adapted slightly from Avec Eric

Ripert uses this recipe as an appetizer for four people, but I’ve also used it as a main course, with a good bread alongside, for two. If making it for two, you’ll have a lot of beurre blanc left over (not a bad thing…) as it’s more than even to sauce the four appetizer plates.

The recipe also alludes to smoked salmon being used. I watched the episode and there was no sneaky smoked salmon tip-toeing around, so I think it’s a typo.

The Tomato Compote:

2 tablespoons olive oil
½ cup diced shallot
1 teaspoon minced garlic
1 (28 oz) can of good quality tomatoes, drained, cored, deseeded and roughly chopped
1 tablespoon tomato paste
fine sea salt and freshly ground black pepper

The Champagne Beurre Blanc:

1 cup Champagne or other dry sparkling wine
¼ cup finely minced shallots
½ cup butter
fine sea salt and freshly ground black pepper

The Scallops:

¾ pound day boat scallops
2 tablespoons thinly sliced chives
1 tablespoon olive oil, or more to taste
fine sea salt and freshly ground white pepper

Heat olive oil in a heavy bottomed pan over medium heat.
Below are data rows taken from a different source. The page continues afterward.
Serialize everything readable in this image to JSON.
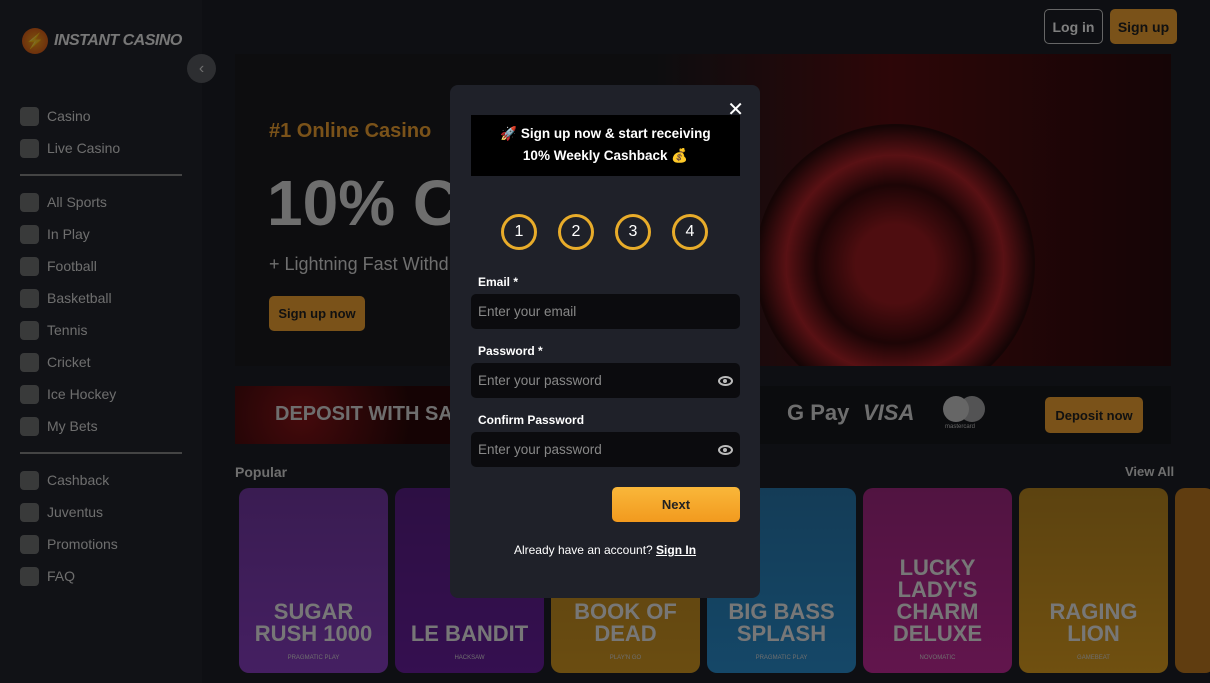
{
  "brand": {
    "name": "INSTANT CASINO"
  },
  "header": {
    "login": "Log in",
    "signup": "Sign up"
  },
  "sidebar": {
    "groups": [
      [
        {
          "label": "Casino",
          "icon": "slot-machine-icon"
        },
        {
          "label": "Live Casino",
          "icon": "card-icon"
        }
      ],
      [
        {
          "label": "All Sports",
          "icon": "sports-icon"
        },
        {
          "label": "In Play",
          "icon": "live-icon"
        },
        {
          "label": "Football",
          "icon": "football-icon"
        },
        {
          "label": "Basketball",
          "icon": "basketball-icon"
        },
        {
          "label": "Tennis",
          "icon": "tennis-icon"
        },
        {
          "label": "Cricket",
          "icon": "cricket-icon"
        },
        {
          "label": "Ice Hockey",
          "icon": "hockey-icon"
        },
        {
          "label": "My Bets",
          "icon": "bets-icon"
        }
      ],
      [
        {
          "label": "Cashback",
          "icon": "cashback-icon"
        },
        {
          "label": "Juventus",
          "icon": "juventus-icon"
        },
        {
          "label": "Promotions",
          "icon": "megaphone-icon"
        },
        {
          "label": "FAQ",
          "icon": "faq-icon"
        }
      ]
    ]
  },
  "hero": {
    "tag": "#1 Online Casino",
    "big": "10% CA",
    "sub": "+ Lightning Fast Withd",
    "button": "Sign up now"
  },
  "deposit": {
    "text": "DEPOSIT WITH SAF",
    "gpay": "G Pay",
    "visa": "VISA",
    "mastercard": "mastercard",
    "button": "Deposit now"
  },
  "popular": {
    "title": "Popular",
    "view_all": "View All",
    "games": [
      {
        "title": "SUGAR RUSH 1000",
        "provider": "PRAGMATIC PLAY",
        "color": "#8a3fc4"
      },
      {
        "title": "LE BANDIT",
        "provider": "HACKSAW",
        "color": "#6a1fa0"
      },
      {
        "title": "RICH WILDE AND THE BOOK OF DEAD",
        "provider": "PLAY'N GO",
        "color": "#d69a22"
      },
      {
        "title": "BIG BASS SPLASH",
        "provider": "PRAGMATIC PLAY",
        "color": "#2a8fd0"
      },
      {
        "title": "LUCKY LADY'S CHARM DELUXE",
        "provider": "NOVOMATIC",
        "color": "#c42a9a"
      },
      {
        "title": "RAGING LION",
        "provider": "GAMEBEAT",
        "color": "#e0a020"
      }
    ]
  },
  "modal": {
    "promo_line1": "🚀 Sign up now & start receiving",
    "promo_line2": "10% Weekly Cashback 💰",
    "steps": [
      "1",
      "2",
      "3",
      "4"
    ],
    "email_label": "Email *",
    "email_placeholder": "Enter your email",
    "password_label": "Password *",
    "password_placeholder": "Enter your password",
    "confirm_label": "Confirm Password",
    "confirm_placeholder": "Enter your password",
    "next": "Next",
    "already": "Already have an account?",
    "signin": "Sign In"
  },
  "colors": {
    "accent": "#f4a532",
    "step_ring": "#e8ac2a"
  }
}
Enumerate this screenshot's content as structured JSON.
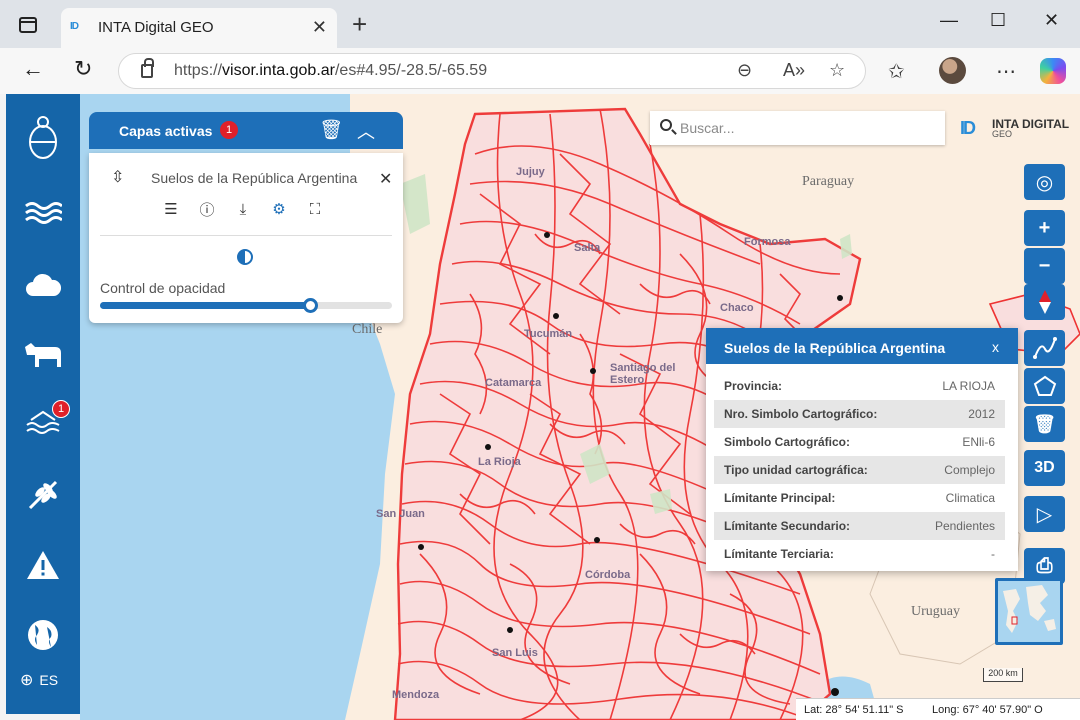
{
  "browser": {
    "tab_title": "INTA Digital GEO",
    "tab_favicon": "ID",
    "new_tab": "+",
    "url_prefix": "https://",
    "url_host": "visor.inta.gob.ar",
    "url_path": "/es#4.95/-28.5/-65.59",
    "icons": [
      "window-icon",
      "back-icon",
      "reload-icon",
      "lock-icon",
      "zoom-out-icon",
      "read-aloud-icon",
      "favorite-star-icon",
      "favorites-icon",
      "profile-avatar",
      "more-icon",
      "copilot-icon",
      "minimize-icon",
      "maximize-icon",
      "close-icon"
    ]
  },
  "sidebar": {
    "items": [
      {
        "name": "coat-of-arms-icon"
      },
      {
        "name": "water-icon"
      },
      {
        "name": "weather-cloud-icon"
      },
      {
        "name": "livestock-cow-icon"
      },
      {
        "name": "flood-water-icon",
        "badge": "1"
      },
      {
        "name": "crop-wheat-icon"
      },
      {
        "name": "warning-icon"
      },
      {
        "name": "earth-globe-icon"
      }
    ],
    "language": "ES",
    "color": "#1565a8"
  },
  "layers_panel": {
    "title": "Capas activas",
    "badge": "1",
    "layer_name": "Suelos de la República Argentina",
    "opacity_label": "Control de opacidad",
    "opacity": 0.72,
    "accent": "#1e6fb8"
  },
  "search": {
    "placeholder": "Buscar..."
  },
  "brand": {
    "mark": "ID",
    "main": "INTA DIGITAL",
    "sub": "GEO"
  },
  "map_labels": {
    "paraguay": "Paraguay",
    "chile": "Chile",
    "uruguay": "Uruguay",
    "jujuy": "Jujuy",
    "salta": "Salta",
    "formosa": "Formosa",
    "chaco": "Chaco",
    "tucuman": "Tucumán",
    "santiago": "Santiago del Estero",
    "catamarca": "Catamarca",
    "la_rioja": "La Rioja",
    "san_juan": "San Juan",
    "cordoba": "Córdoba",
    "san_luis": "San Luis",
    "mendoza": "Mendoza"
  },
  "map_tools": {
    "three_d": "3D"
  },
  "info_popup": {
    "title": "Suelos de la República Argentina",
    "close": "x",
    "rows": [
      {
        "key": "Provincia:",
        "value": "LA RIOJA"
      },
      {
        "key": "Nro. Simbolo Cartográfico:",
        "value": "2012"
      },
      {
        "key": "Simbolo Cartográfico:",
        "value": "ENli-6"
      },
      {
        "key": "Tipo unidad cartográfica:",
        "value": "Complejo"
      },
      {
        "key": "Límitante Principal:",
        "value": "Climatica"
      },
      {
        "key": "Límitante Secundario:",
        "value": "Pendientes"
      },
      {
        "key": "Límitante Terciaria:",
        "value": "-"
      }
    ]
  },
  "scale": "200 km",
  "coords": {
    "lat": "Lat: 28° 54' 51.11\" S",
    "lon": "Long: 67° 40' 57.90\" O"
  }
}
Add shallots and garlic and cook until soft, about 5 minutes. Add the tomatoes and tomato paste and cook over medium low heat stirring frequently, until almost dry, about 15-25 minutes.

Combine Champagne and shallots in a sauce pot and reduce to ¼ cup. This can be done ahead and kept covered.

While the wine is reducing, slice the scallops crosswise into ½ – inch thick slices.
Preheat oven to 400°F.

Finish the beurre blanc by whisking in the butter 1 tablespoon at a time until fully incorporated. Season to taste with a genorous amount of salt and pepper.

Lay the scallop slices in a single layer on a baking pan. Drizzle the olive oil over the scallops and season to taste with salt and pepper. Place the pan in the oven and cook until the scallops are just warm to the touch, about 4 minutes. Remove the scallops from the oven.

Plate the tomato compote in the bottom of a ring mold (you can use the tomato can for this, just use the can opener to remove both ends) and add the scallops in a pinwheel patter over the compote. Sprinkle the chives on top of the scallops and spoon the sauce over the scallops.

Serve immediately.